# Your instructions
Report every line of the records that contains the word "Primäre".

Page and application data records:

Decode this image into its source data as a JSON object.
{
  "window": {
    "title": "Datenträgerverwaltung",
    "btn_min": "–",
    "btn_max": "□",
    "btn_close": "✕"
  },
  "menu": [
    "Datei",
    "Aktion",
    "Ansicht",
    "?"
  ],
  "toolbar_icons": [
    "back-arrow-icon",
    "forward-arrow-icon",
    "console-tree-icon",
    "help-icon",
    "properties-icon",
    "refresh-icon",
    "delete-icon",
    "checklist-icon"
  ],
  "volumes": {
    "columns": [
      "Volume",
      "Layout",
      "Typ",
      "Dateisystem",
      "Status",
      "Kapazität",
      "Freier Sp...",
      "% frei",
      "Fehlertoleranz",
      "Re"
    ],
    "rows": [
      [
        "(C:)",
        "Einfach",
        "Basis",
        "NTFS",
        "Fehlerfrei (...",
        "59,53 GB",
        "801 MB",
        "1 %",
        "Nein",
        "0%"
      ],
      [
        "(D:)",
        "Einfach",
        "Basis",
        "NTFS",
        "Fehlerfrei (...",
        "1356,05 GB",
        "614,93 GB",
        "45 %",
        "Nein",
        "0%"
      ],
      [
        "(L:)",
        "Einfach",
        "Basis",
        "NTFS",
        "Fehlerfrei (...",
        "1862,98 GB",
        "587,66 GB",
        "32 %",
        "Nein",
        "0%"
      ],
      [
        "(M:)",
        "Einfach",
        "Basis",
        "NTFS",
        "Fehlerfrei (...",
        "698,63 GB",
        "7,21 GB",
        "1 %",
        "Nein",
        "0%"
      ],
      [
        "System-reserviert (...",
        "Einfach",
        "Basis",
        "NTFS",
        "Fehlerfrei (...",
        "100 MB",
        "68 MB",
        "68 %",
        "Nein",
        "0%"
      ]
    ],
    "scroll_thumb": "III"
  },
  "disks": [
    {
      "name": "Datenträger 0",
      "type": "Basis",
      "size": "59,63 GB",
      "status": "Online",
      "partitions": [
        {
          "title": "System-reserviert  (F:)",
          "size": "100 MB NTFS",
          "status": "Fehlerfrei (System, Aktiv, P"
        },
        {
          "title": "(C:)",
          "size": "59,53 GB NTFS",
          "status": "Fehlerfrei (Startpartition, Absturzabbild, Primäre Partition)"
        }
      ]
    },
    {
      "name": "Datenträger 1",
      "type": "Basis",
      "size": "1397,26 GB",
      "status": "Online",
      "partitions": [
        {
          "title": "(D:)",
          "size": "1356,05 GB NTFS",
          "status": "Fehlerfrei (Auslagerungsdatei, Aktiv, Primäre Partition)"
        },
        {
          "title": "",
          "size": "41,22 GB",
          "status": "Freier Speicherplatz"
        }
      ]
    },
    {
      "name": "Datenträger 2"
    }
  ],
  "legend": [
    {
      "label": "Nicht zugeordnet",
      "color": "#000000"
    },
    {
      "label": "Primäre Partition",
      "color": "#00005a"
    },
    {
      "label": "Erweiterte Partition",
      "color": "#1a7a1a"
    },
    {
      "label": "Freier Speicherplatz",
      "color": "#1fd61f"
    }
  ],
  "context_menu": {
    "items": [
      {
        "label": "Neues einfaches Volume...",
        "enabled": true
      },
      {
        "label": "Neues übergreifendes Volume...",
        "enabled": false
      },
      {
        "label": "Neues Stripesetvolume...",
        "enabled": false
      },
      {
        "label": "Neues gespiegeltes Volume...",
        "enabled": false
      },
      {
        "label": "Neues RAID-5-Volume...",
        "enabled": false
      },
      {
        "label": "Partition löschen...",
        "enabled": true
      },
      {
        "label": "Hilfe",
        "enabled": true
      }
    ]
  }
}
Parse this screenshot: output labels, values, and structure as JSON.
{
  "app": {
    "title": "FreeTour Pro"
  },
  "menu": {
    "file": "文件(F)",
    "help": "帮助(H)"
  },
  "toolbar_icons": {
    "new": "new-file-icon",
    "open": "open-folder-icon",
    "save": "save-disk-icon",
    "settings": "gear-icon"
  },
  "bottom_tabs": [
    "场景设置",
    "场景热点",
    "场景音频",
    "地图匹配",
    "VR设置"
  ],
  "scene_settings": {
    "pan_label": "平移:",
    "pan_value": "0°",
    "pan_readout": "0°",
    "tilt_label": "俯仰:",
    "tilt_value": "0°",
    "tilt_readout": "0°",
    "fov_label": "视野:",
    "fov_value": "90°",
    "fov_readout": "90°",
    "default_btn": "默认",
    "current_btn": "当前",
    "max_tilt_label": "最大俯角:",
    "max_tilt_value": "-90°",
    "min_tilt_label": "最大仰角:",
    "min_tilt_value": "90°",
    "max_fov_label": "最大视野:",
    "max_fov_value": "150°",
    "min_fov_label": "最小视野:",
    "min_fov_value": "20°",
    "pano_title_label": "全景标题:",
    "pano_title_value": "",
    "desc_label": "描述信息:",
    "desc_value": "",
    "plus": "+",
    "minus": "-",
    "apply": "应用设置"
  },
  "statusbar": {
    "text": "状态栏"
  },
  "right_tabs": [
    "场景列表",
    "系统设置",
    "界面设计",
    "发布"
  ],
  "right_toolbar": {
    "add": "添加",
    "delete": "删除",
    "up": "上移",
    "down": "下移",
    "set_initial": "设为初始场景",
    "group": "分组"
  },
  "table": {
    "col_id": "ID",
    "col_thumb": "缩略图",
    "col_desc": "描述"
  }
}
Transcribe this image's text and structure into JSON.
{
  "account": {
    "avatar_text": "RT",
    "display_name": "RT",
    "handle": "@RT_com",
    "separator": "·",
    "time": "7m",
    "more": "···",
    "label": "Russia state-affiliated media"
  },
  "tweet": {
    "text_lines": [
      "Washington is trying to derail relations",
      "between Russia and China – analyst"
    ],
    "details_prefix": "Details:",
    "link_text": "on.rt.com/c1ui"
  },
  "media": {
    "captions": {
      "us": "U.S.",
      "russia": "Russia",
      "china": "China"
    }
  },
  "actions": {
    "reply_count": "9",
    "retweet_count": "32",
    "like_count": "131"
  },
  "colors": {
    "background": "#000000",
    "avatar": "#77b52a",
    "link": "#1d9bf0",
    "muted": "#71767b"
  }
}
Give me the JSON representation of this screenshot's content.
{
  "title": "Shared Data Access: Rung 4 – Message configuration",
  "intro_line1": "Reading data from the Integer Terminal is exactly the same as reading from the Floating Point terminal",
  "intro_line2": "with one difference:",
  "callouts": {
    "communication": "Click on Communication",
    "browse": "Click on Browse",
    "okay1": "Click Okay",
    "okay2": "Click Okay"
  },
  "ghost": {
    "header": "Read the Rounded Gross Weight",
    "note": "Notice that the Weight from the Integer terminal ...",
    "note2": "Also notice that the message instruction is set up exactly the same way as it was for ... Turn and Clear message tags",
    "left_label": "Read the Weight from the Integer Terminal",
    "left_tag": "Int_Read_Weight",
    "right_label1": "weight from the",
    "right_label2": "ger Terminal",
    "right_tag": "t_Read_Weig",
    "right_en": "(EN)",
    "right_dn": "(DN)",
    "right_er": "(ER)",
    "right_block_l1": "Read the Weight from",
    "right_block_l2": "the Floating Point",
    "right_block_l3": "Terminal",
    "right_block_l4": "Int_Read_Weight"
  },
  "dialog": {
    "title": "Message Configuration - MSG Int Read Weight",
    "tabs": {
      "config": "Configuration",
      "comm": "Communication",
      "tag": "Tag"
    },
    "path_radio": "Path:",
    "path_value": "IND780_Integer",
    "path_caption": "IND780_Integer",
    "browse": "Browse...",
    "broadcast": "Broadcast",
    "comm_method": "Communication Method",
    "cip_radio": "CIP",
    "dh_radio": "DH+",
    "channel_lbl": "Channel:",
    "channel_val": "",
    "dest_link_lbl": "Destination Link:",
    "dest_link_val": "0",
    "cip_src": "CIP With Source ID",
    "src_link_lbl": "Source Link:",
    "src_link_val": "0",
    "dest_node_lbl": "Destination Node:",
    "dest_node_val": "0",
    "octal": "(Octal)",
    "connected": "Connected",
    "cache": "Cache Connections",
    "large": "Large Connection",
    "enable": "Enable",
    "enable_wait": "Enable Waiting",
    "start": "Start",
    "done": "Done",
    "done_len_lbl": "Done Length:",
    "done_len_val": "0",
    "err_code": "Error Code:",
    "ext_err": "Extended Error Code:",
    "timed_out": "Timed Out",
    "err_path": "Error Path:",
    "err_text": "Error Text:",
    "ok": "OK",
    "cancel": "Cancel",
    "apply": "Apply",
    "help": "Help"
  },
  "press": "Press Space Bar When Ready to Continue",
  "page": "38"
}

# Solution to this exercise
          "status": "Fehlerfrei (Startpartition, Absturzabbild, Primäre Partition)"
          "status": "Fehlerfrei (Auslagerungsdatei, Aktiv, Primäre Partition)"
      "label": "Primäre Partition",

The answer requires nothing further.